O: Yes. That’s the versatility about comics. Some people rely on text alot, some people use it as a functional device. I tend to be very visual with my approach but text is an important element, and it is the interplay between text and image that interests me-how they complement, magnify or even contradict each other. Like in the Kabir’s story in PAO Anthology, if we read Kabir’s poetry on its own, it’s meaningful in a different way but when we see it in the context of the visual action in the story it brings new layers of meaning to it.
A: What is your opinion of the graphic novel scene in India?
O: When I first started out there was no such thing as graphic novels. I had to convince people to look at my work.
A: But now?
O: Things have changed a lot. There’s so much of publishing and new work coming up, some of which is exciting, some of which is mediocre. It isn’t that highly developed, but it’s moving that way.
A: So what steps can be taken to ensure that the public takes an interest in graphic novels by Indian artists?
O:I think more high quality work needs to come out,for the public to take a sufficient interest. There is some good work, but it’s also so scattered.
A: Do you think young artists interested in the medium, should receive proper training?
O: Yes, it would help if there was a good institute with good faculty and good course designs.
A: How have the places you travelled influenced your work?
O: My work has always been about my own life and experiences and what I see around me. I have a great interest in researching about the reality around me, be it the Narmada Valley or Mapusa Market. I love for my work to be seen by international audiences but I don’t aim for international audiences. My work remains around India and my life in a part of it. I’m not a patriotic or India-centric fellow. It’s just that this is my reality and this is what interests me. Travelling and having my work seen in other countries, has helped me in turn to see my work from other, newer perspectives
A: I read online you have a shop called the “People Tree”. Could you talk about that?
O: It’s something that my wife runs. She’s the main force behind it. We were students together at NID and we started it in1990 as an independent initiative. As designers we often design things for clients, but we also wanted to create arts and crafts that set its own agenda instead of simply responding to a client’s specifications. It’s been over 25 years and now in Delhi, it’s almost like an iconic space.
A: What is your message for aspiring young artists?
O:My message is well…what my teacher told me years before “Have faith. Go for it. As long as you are passionate about art, nothing can come your way.” You shouldn’t worry about your bread and butter. It’ll come, but yiur main concern is to be an artist, regardless of how much money you make. Of course I had to struggle in my early years and do odd jobs to make ends meet. Yes there will be challenges and setbacks, and you have to be prepared to make certain sacrifices. For me it was a personal decision. I was happy doing my art, and the fact that my friends who went on to become doctors are making more money doesn’t bother me.
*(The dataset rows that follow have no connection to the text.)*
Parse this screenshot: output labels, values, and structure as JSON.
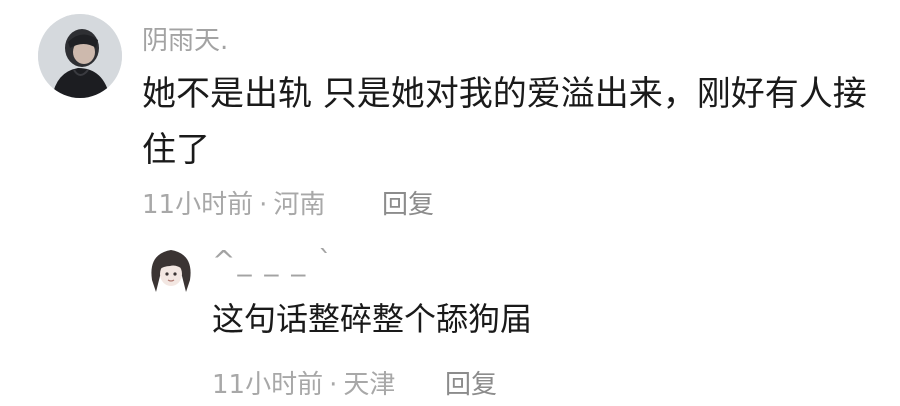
{
  "comments": [
    {
      "username": "阴雨天.",
      "content": "她不是出轨 只是她对我的爱溢出来，刚好有人接住了",
      "time": "11小时前",
      "separator": "·",
      "location": "河南",
      "reply_label": "回复"
    },
    {
      "username": "^_ _ _ `",
      "content": "这句话整碎整个舔狗届",
      "time": "11小时前",
      "separator": "·",
      "location": "天津",
      "reply_label": "回复"
    }
  ]
}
A: What sort of a legacy would you like to leave behind?
O:(laughs)I don’t know. I’m not interested in my legacy. I’m happy that my work is known and seen and loved and enjoyed. I’m happy that River Of Stories helped to create the a graphic novel culture in India, indirectly or directly. I’m not consciously building a legacy. It’s for others to decide after I’m dead or retired or whatever. Right now, I’m happy with the path I chose to follow.
This interview was taken early 2015.